Impeachment news roundup: Nov. 18
Trump says he’ll consider testifying ahead of a packed hearing schedule this week

House Intelligence Committee Republican members Elise Stefanik and Jim Jordan talk during the  hearing on the impeachment inquiry into President Donald Trump with former U.S. Ambassador to Ukraine Marie Yovanovitch on Friday. (Caroline Brehman/CQ Roll Call)

House Democrats want to get grand jury materials from former special counsel Robert S. Mueller III’s investigation in part to see if President Donald Trump lied in written answers, an attorney said Monday.

House General Counsel Doug Letter made the comments while arguing before a federal appeals court in Washington, that the House should get access to the normally secret materials as part of its impeachment investigation. A lower court ordered the Justice Department to turn over the materials, and the Trump administration has appealed.

Special California election to replace Katie Hill set for March 3
Vote on same day as presidential primary could hurt GOP effort to take back seat

Rep. Katie Hill, D-Calif., resigned earlier this month. (Tom Williams/CQ Roll Call file photo)

California Democratic Gov. Gavin Newsom has set the special election date to replace former Democratic Rep. Katie Hill, likely complicating the Republican effort to flip the 25th District.

Newsom set the special election primary for March 3, the same date as the Golden State’s presidential and congressional primaries. Candidates from both parties run on the same ballot. For the special election, if one candidate garners more than 50 percent of the vote, he or she wins the race outright. If no one gets above 50 percent, the top two would advance to a May 12 election.

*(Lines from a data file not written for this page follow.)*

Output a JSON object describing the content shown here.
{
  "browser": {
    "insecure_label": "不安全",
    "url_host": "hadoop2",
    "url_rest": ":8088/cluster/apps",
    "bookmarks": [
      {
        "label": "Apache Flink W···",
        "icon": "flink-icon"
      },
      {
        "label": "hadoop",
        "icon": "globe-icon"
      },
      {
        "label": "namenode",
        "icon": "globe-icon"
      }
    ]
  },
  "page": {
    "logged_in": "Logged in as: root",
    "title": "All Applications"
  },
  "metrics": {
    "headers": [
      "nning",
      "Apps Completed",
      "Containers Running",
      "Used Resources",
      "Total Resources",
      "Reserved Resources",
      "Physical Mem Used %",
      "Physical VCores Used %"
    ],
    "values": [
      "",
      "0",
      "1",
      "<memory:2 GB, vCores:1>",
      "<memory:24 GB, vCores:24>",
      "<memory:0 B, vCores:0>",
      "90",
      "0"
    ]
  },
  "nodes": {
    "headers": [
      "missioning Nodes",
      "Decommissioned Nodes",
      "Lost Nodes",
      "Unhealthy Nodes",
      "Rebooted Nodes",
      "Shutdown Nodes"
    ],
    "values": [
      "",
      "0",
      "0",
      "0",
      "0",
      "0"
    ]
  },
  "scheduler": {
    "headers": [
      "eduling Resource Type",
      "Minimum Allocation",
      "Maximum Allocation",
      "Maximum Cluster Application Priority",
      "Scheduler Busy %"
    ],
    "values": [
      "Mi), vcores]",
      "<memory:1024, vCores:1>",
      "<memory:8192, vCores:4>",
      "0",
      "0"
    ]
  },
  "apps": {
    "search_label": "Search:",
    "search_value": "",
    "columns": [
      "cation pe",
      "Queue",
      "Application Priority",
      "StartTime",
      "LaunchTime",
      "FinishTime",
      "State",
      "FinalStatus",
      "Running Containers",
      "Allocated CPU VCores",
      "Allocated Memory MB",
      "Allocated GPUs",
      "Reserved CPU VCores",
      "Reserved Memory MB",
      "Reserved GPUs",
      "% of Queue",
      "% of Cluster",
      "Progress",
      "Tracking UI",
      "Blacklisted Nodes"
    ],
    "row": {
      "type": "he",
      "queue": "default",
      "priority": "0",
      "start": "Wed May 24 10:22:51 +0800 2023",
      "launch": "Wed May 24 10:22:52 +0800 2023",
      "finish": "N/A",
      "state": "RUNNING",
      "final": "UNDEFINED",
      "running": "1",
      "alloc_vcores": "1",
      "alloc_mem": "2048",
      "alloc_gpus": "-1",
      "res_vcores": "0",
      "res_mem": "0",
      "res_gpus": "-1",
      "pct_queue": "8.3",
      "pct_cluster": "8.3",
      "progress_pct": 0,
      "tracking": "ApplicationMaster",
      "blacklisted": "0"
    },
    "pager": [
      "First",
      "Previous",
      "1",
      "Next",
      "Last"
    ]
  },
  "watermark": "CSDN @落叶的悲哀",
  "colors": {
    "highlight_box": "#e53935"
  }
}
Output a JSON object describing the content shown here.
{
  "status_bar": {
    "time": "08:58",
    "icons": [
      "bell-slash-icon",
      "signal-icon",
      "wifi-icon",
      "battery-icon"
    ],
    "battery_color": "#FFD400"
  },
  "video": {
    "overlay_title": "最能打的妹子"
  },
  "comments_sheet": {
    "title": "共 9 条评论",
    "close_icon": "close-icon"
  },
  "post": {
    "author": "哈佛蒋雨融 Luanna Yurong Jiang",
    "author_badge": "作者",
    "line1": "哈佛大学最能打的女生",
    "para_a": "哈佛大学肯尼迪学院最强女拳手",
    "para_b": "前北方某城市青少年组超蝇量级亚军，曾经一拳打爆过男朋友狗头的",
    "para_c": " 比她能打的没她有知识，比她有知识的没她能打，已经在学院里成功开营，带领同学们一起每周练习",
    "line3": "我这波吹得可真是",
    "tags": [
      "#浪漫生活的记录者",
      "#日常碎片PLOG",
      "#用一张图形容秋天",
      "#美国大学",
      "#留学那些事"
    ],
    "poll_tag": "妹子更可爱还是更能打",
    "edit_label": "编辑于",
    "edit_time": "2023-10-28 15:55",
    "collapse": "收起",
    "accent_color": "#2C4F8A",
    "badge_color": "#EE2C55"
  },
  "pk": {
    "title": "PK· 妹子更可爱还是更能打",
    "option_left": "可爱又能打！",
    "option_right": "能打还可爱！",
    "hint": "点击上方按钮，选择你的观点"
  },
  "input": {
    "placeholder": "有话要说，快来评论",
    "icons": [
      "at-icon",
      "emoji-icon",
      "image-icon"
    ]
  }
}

States in the South with outsize roles in the 2020 elections
Florida, Georgia and North Carolina among key states to watch

Democratic Rep. Charlie Crist is one of several incumbents facing competitive races in Florida, a perennial battleground in the presidential race. (Bill Clark/CQ Roll Call file photo)

 

 

Going all in on Louisiana governor’s race, Trump tries to ‘thread a needle’
‘This is not a Republican Party like it was two or three years ago,’ GOP strategist says

President Donald Trump looks on as Eddie Rispone, the Republican nominee for governor in Louisiana, speaks during a rally last week in Monroe, La. (MANDEL NGAN/AFP via Getty Images)

President Donald Trump on Thursday continues his considerable effort to rally Louisiana Republicans to oust the Democratic governor, making his fourth trip to boost GOP candidate Eddie Rispone.

The attempt to take personal ownership of the contest comes with some risk for Trump, who has already seen control of the House go to the opposite party in the 2018 midterms and a personal pitch to help the Republican governor in Kentucky, a state he won by 30 points in 2016, seemingly come up short last week.

Some Democrats see political system overhaul as winning 2020 issue
Bill to revamp campaign finance and voting passed House early, then stalled in Senate

Rep. Max Rose, D-N.Y., talks with the media after votes on Capitol Hill in September. (Caroline Brehman/CQ Roll Call file photo)

If Rep. Max Rose’s voters expected the freshman lawmaker from Staten Island, New York, to quiet down this election cycle about a major overhaul of the nation’s political system, they were mistaken.

It was a centerpiece of the Democrat’s campaign-trail mantra in 2018. And now, as one of the most vulnerable incumbents in Congress, he’s not stopping. Neither are many of his similarly situated colleagues.